Current Issue - July/August - Vol 21 Issue 4


  1. 2018;21;E389-E399High Prevalence of Hypovitaminosis D in Patients with Low Back Pain: Evidence from Meta-Analysis
    Dipika Bansal, MD, DM, Chandra Sehkar Boya, MPharm, PhD, Rambabu Vatte, MPharm, and Babita Ghai, MD, DNB.

BACKGROUND: Emerging evidence suggests an association between vitamin D deficiency and low back pain (LBP).

OBJECTIVE: To pool evidence on the prevalence of hypovitaminosis D in patients with LBP.

STUDY DESIGN: Meta-analysis.

METHODS: A comprehensive literature search was done in PubMed, Cochrane Database, and Google scholar for observational studies including cohort, cross sectional (CS), and case control (CC) evaluating the prevalence of hypovitaminosis D in LBP patients. The primary outcome assessed was a prevalence of hypovitaminosis D in patients with LBP, presented as weighted pooled prevalence ratio (WPPR) with 95% confidence interval (CI) using the random effects model. Heterogeneity and inconsistency of the measurements were identified through Cochran’s Q statistic and I2 statistic. We also performed sensitivity analysis, publication bias (using funnel plot and Begg’s test), and subgroup analysis.

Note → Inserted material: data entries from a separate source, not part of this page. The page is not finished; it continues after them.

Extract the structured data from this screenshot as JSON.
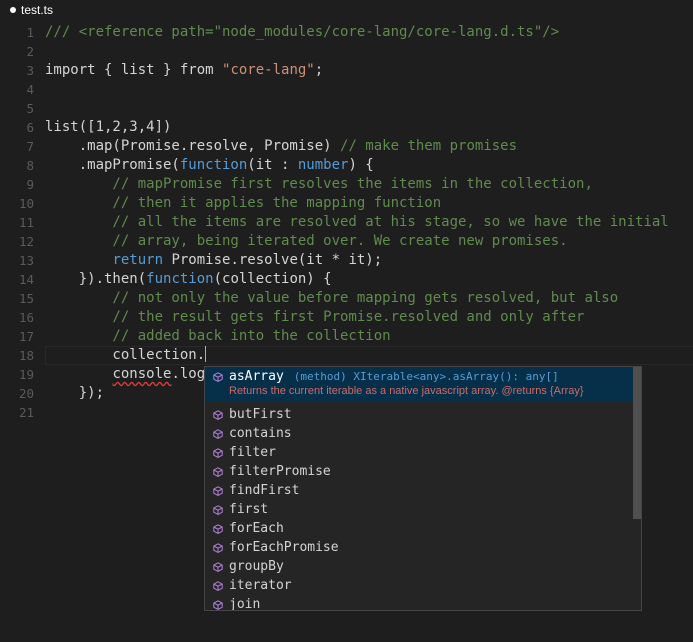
{
  "tab": {
    "title": "test.ts",
    "dirty": true
  },
  "lines": [
    {
      "n": "1",
      "segs": [
        [
          "c",
          "/// <reference path=\"node_modules/core-lang/core-lang.d.ts\"/>"
        ]
      ]
    },
    {
      "n": "2",
      "segs": []
    },
    {
      "n": "3",
      "segs": [
        [
          "p",
          "import { list } from "
        ],
        [
          "s",
          "\"core-lang\""
        ],
        [
          "p",
          ";"
        ]
      ]
    },
    {
      "n": "4",
      "segs": []
    },
    {
      "n": "5",
      "segs": []
    },
    {
      "n": "6",
      "segs": [
        [
          "p",
          "list([1,2,3,4])"
        ]
      ]
    },
    {
      "n": "7",
      "segs": [
        [
          "p",
          "    .map(Promise.resolve, Promise) "
        ],
        [
          "c",
          "// make them promises"
        ]
      ]
    },
    {
      "n": "8",
      "segs": [
        [
          "p",
          "    .mapPromise("
        ],
        [
          "k",
          "function"
        ],
        [
          "p",
          "(it : "
        ],
        [
          "k",
          "number"
        ],
        [
          "p",
          ") {"
        ]
      ]
    },
    {
      "n": "9",
      "segs": [
        [
          "c",
          "        // mapPromise first resolves the items in the collection,"
        ]
      ]
    },
    {
      "n": "10",
      "segs": [
        [
          "c",
          "        // then it applies the mapping function"
        ]
      ]
    },
    {
      "n": "11",
      "segs": [
        [
          "c",
          "        // all the items are resolved at his stage, so we have the initial"
        ]
      ]
    },
    {
      "n": "12",
      "segs": [
        [
          "c",
          "        // array, being iterated over. We create new promises."
        ]
      ]
    },
    {
      "n": "13",
      "segs": [
        [
          "p",
          "        "
        ],
        [
          "k",
          "return"
        ],
        [
          "p",
          " Promise.resolve(it * it);"
        ]
      ]
    },
    {
      "n": "14",
      "segs": [
        [
          "p",
          "    }).then("
        ],
        [
          "k",
          "function"
        ],
        [
          "p",
          "(collection) {"
        ]
      ]
    },
    {
      "n": "15",
      "segs": [
        [
          "c",
          "        // not only the value before mapping gets resolved, but also"
        ]
      ]
    },
    {
      "n": "16",
      "segs": [
        [
          "c",
          "        // the result gets first Promise.resolved and only after"
        ]
      ]
    },
    {
      "n": "17",
      "segs": [
        [
          "c",
          "        // added back into the collection"
        ]
      ]
    },
    {
      "n": "18",
      "segs": [
        [
          "p",
          "        collection."
        ]
      ],
      "current": true
    },
    {
      "n": "19",
      "segs": [
        [
          "p",
          "        "
        ],
        [
          "q",
          "console"
        ],
        [
          "p",
          ".log"
        ]
      ]
    },
    {
      "n": "20",
      "segs": [
        [
          "p",
          "    });"
        ]
      ]
    },
    {
      "n": "21",
      "segs": []
    }
  ],
  "suggest": {
    "selected": {
      "label": "asArray",
      "detail": "(method) XIterable<any>.asArray(): any[]",
      "doc": "Returns the current iterable as a native javascript array. @returns {Array}"
    },
    "items": [
      "butFirst",
      "contains",
      "filter",
      "filterPromise",
      "findFirst",
      "first",
      "forEach",
      "forEachPromise",
      "groupBy",
      "iterator",
      "join"
    ],
    "icon": "method-cube-icon",
    "icon_color": "#b180d7"
  },
  "colors": {
    "comment": "#608b4e",
    "string": "#ce9178",
    "keyword": "#569cd6",
    "text": "#d4d4d4",
    "selection": "#062f4a"
  }
}
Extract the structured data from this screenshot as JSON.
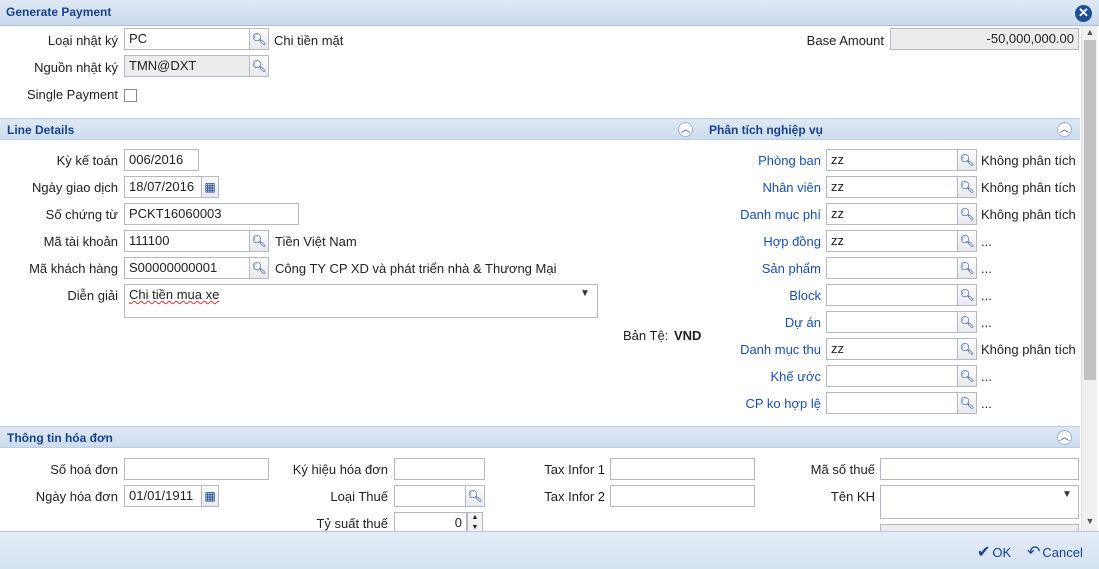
{
  "window": {
    "title": "Generate Payment"
  },
  "header": {
    "loai_nhat_ky": {
      "label": "Loại nhật ký",
      "value": "PC",
      "desc": "Chi tiền mặt"
    },
    "nguon_nhat_ky": {
      "label": "Nguồn nhật ký",
      "value": "TMN@DXT"
    },
    "single_payment": {
      "label": "Single Payment",
      "checked": false
    },
    "base_amount": {
      "label": "Base Amount",
      "value": "-50,000,000.00"
    }
  },
  "line_details": {
    "title": "Line Details",
    "ky_ke_toan": {
      "label": "Kỳ kế toán",
      "value": "006/2016"
    },
    "ngay_giao_dich": {
      "label": "Ngày giao dịch",
      "value": "18/07/2016"
    },
    "so_chung_tu": {
      "label": "Số chứng từ",
      "value": "PCKT16060003"
    },
    "ma_tai_khoan": {
      "label": "Mã tài khoản",
      "value": "111100",
      "desc": "Tiền Việt Nam"
    },
    "ma_khach_hang": {
      "label": "Mã khách hàng",
      "value": "S00000000001",
      "desc": "Công TY CP XD và phát triển nhà & Thương Mại"
    },
    "dien_giai": {
      "label": "Diễn giải",
      "value": "Chi tiền mua xe"
    },
    "ban_te": {
      "label": "Bản Tệ:",
      "value": "VND"
    }
  },
  "analysis": {
    "title": "Phân tích nghiệp vụ",
    "rows": [
      {
        "label": "Phòng ban",
        "value": "zz",
        "desc": "Không phân tích"
      },
      {
        "label": "Nhân viên",
        "value": "zz",
        "desc": "Không phân tích"
      },
      {
        "label": "Danh mục phí",
        "value": "zz",
        "desc": "Không phân tích"
      },
      {
        "label": "Hợp đồng",
        "value": "zz",
        "desc": "..."
      },
      {
        "label": "Sản phẩm",
        "value": "",
        "desc": "..."
      },
      {
        "label": "Block",
        "value": "",
        "desc": "..."
      },
      {
        "label": "Dự án",
        "value": "",
        "desc": "..."
      },
      {
        "label": "Danh mục thu",
        "value": "zz",
        "desc": "Không phân tích"
      },
      {
        "label": "Khế ước",
        "value": "",
        "desc": "..."
      },
      {
        "label": "CP ko hợp lệ",
        "value": "",
        "desc": "..."
      }
    ]
  },
  "invoice": {
    "title": "Thông tin hóa đơn",
    "so_hoa_don": {
      "label": "Số hoá đơn",
      "value": ""
    },
    "ngay_hoa_don": {
      "label": "Ngày hóa đơn",
      "value": "01/01/1911"
    },
    "ky_hieu_hoa_don": {
      "label": "Ký hiệu hóa đơn",
      "value": ""
    },
    "loai_thue": {
      "label": "Loại Thuế",
      "value": ""
    },
    "ty_suat_thue": {
      "label": "Tỷ suất thuế",
      "value": "0"
    },
    "tax_infor_1": {
      "label": "Tax Infor 1",
      "value": ""
    },
    "tax_infor_2": {
      "label": "Tax Infor 2",
      "value": ""
    },
    "ma_so_thue": {
      "label": "Mã số thuế",
      "value": ""
    },
    "ten_kh": {
      "label": "Tên KH",
      "value": ""
    }
  },
  "footer": {
    "ok_label": "OK",
    "cancel_label": "Cancel"
  },
  "icons": {
    "search": "search-icon",
    "calendar": "calendar-icon",
    "close": "close-icon",
    "collapse": "chevron-up-icon",
    "ok": "check-icon",
    "cancel": "undo-icon"
  },
  "colors": {
    "accent": "#15428b",
    "link": "#1a4fb0",
    "header_bg": "#dfe9f5"
  }
}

RESULTS: Fourteen studies (6 were CC, 6 CS, and 2 cohort) involving 2602 patients were included in the final analysis. The WPPR (95% CI) of hypovitaminosis D in patients with LBP was found to be 0.72 (0.60–0.83). Marked heterogeneity was observed, median quality score of all studies was 7.5 interquartile range (IQR) (6.2 - 8.7) on a scale of 0 to 11. Sensitivity analysis showed robustness of the results. The WPPR of hypovitaminosis D was lower in CS at 0.60 (0.35–0.85) as compared to CC studies at 0.81 (0.72–0.90) (P < 0.01). The WPPR was lower in men at 0.74 (0.63–0.86) as compared to women at 0.84 (0.78–0.89) (P < 0.01). No publication bias was observed.

LIMITATIONS: Heterogeneity in the cut off level of vitamin D to classify the included patients as vitamin D deficient.

CONCLUSIONS: The high prevalence of hypovitaminosis D was observed in patients with LBP. This provides a chance to screen the deficiency and correct it by supplementation, which can be therapeutic adjunct in the management of LBP patients.

KEY WORDS: Low back pain, hypovitaminosis D, meta-analysis, pooled prevalence, systematic review